**What to work on:** Quote the entries in full, character for character, without their images.
[[ Entries provided open ]]
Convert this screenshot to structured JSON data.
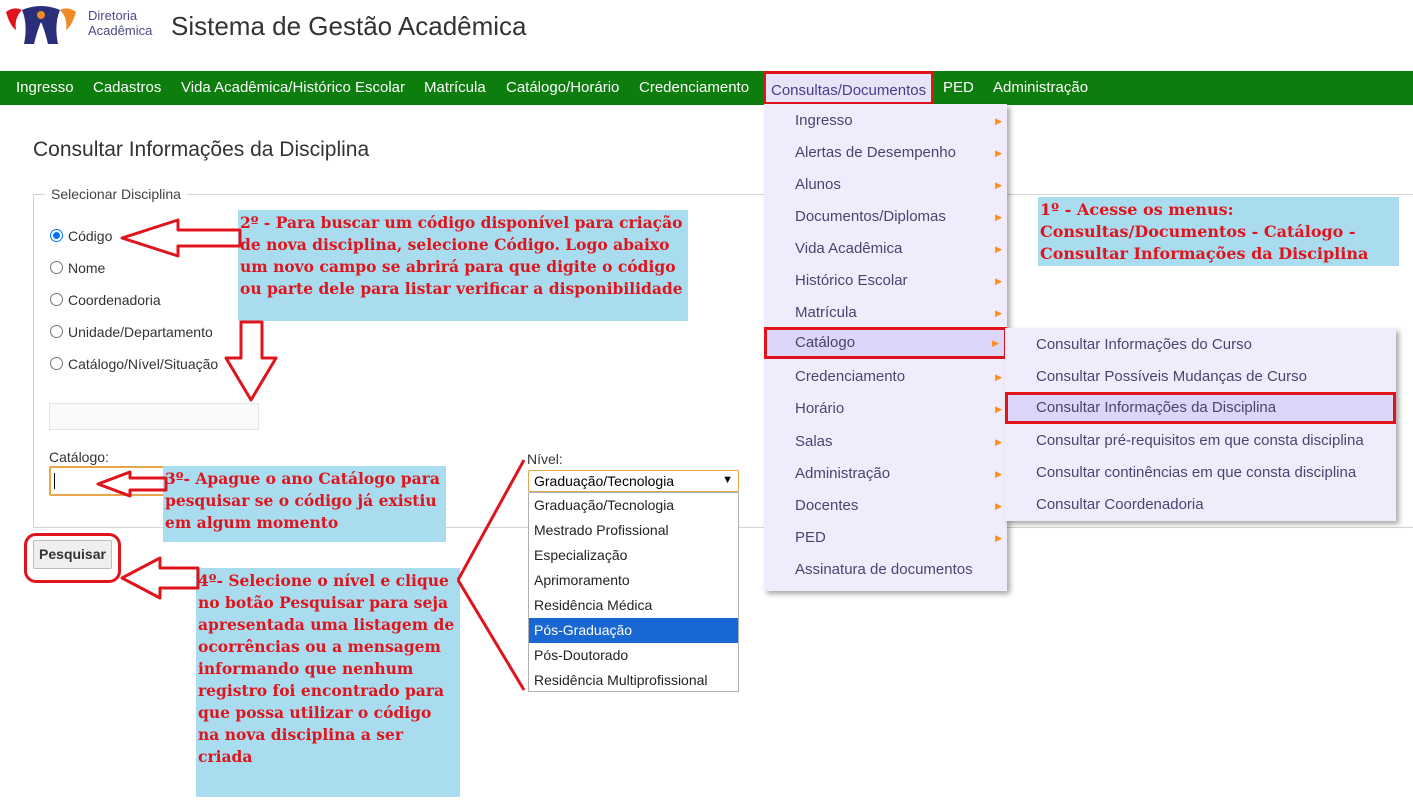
{
  "header": {
    "logo_line1": "Diretoria",
    "logo_line2": "Acadêmica",
    "title": "Sistema de Gestão Acadêmica"
  },
  "nav": {
    "items": [
      "Ingresso",
      "Cadastros",
      "Vida Acadêmica/Histórico Escolar",
      "Matrícula",
      "Catálogo/Horário",
      "Credenciamento",
      "Consultas/Documentos",
      "PED",
      "Administração"
    ]
  },
  "page": {
    "title": "Consultar Informações da Disciplina",
    "legend": "Selecionar Disciplina",
    "radios": [
      "Código",
      "Nome",
      "Coordenadoria",
      "Unidade/Departamento",
      "Catálogo/Nível/Situação"
    ],
    "selected_radio": "Código",
    "catalogo_label": "Catálogo:",
    "catalogo_value": "",
    "nivel_label": "Nível:",
    "nivel_selected": "Graduação/Tecnologia",
    "nivel_options": [
      "Graduação/Tecnologia",
      "Mestrado Profissional",
      "Especialização",
      "Aprimoramento",
      "Residência Médica",
      "Pós-Graduação",
      "Pós-Doutorado",
      "Residência Multiprofissional"
    ],
    "nivel_highlighted": "Pós-Graduação",
    "search_button": "Pesquisar"
  },
  "menu": {
    "items": [
      "Ingresso",
      "Alertas de Desempenho",
      "Alunos",
      "Documentos/Diplomas",
      "Vida Acadêmica",
      "Histórico Escolar",
      "Matrícula",
      "Catálogo",
      "Credenciamento",
      "Horário",
      "Salas",
      "Administração",
      "Docentes",
      "PED",
      "Assinatura de documentos"
    ],
    "submenu": [
      "Consultar Informações do Curso",
      "Consultar Possíveis Mudanças de Curso",
      "Consultar Informações da Disciplina",
      "Consultar pré-requisitos em que consta disciplina",
      "Consultar continências em que consta disciplina",
      "Consultar Coordenadoria"
    ]
  },
  "annotations": {
    "step1": "1º - Acesse os menus: Consultas/Documentos - Catálogo - Consultar Informações da Disciplina",
    "step2": "2º - Para buscar um código disponível para criação de nova disciplina, selecione Código. Logo abaixo um novo campo se abrirá para que digite o código ou parte dele para listar verificar a disponibilidade",
    "step3": "3º- Apague o ano Catálogo para pesquisar se o código já existiu em algum momento",
    "step4": "4º- Selecione o nível e clique no botão Pesquisar para seja apresentada uma listagem de ocorrências ou a mensagem informando que nenhum registro foi encontrado para que possa utilizar o código na nova disciplina a ser criada"
  },
  "colors": {
    "nav_bg": "#0d7d0d",
    "menu_bg": "#efedfc",
    "highlight_border": "#e0141c",
    "note_bg": "#a9dcee",
    "note_text": "#e0141c"
  }
}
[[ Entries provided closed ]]
**Written response:**
Convert this screenshot to structured JSON data.
{
  "header": {
    "logo_line1": "Diretoria",
    "logo_line2": "Acadêmica",
    "title": "Sistema de Gestão Acadêmica"
  },
  "nav": {
    "items": [
      "Ingresso",
      "Cadastros",
      "Vida Acadêmica/Histórico Escolar",
      "Matrícula",
      "Catálogo/Horário",
      "Credenciamento",
      "Consultas/Documentos",
      "PED",
      "Administração"
    ]
  },
  "page": {
    "title": "Consultar Informações da Disciplina",
    "legend": "Selecionar Disciplina",
    "radios": [
      "Código",
      "Nome",
      "Coordenadoria",
      "Unidade/Departamento",
      "Catálogo/Nível/Situação"
    ],
    "selected_radio": "Código",
    "catalogo_label": "Catálogo:",
    "catalogo_value": "",
    "nivel_label": "Nível:",
    "nivel_selected": "Graduação/Tecnologia",
    "nivel_options": [
      "Graduação/Tecnologia",
      "Mestrado Profissional",
      "Especialização",
      "Aprimoramento",
      "Residência Médica",
      "Pós-Graduação",
      "Pós-Doutorado",
      "Residência Multiprofissional"
    ],
    "nivel_highlighted": "Pós-Graduação",
    "search_button": "Pesquisar"
  },
  "menu": {
    "items": [
      "Ingresso",
      "Alertas de Desempenho",
      "Alunos",
      "Documentos/Diplomas",
      "Vida Acadêmica",
      "Histórico Escolar",
      "Matrícula",
      "Catálogo",
      "Credenciamento",
      "Horário",
      "Salas",
      "Administração",
      "Docentes",
      "PED",
      "Assinatura de documentos"
    ],
    "submenu": [
      "Consultar Informações do Curso",
      "Consultar Possíveis Mudanças de Curso",
      "Consultar Informações da Disciplina",
      "Consultar pré-requisitos em que consta disciplina",
      "Consultar continências em que consta disciplina",
      "Consultar Coordenadoria"
    ]
  },
  "annotations": {
    "step1": "1º - Acesse os menus: Consultas/Documentos - Catálogo - Consultar Informações da Disciplina",
    "step2": "2º - Para buscar um código disponível para criação de nova disciplina, selecione Código. Logo abaixo um novo campo se abrirá para que digite o código ou parte dele para listar verificar a disponibilidade",
    "step3": "3º- Apague o ano Catálogo para pesquisar se o código já existiu em algum momento",
    "step4": "4º- Selecione o nível e clique no botão Pesquisar para seja apresentada uma listagem de ocorrências ou a mensagem informando que nenhum registro foi encontrado para que possa utilizar o código na nova disciplina a ser criada"
  },
  "colors": {
    "nav_bg": "#0d7d0d",
    "menu_bg": "#efedfc",
    "highlight_border": "#e0141c",
    "note_bg": "#a9dcee",
    "note_text": "#e0141c"
  }
}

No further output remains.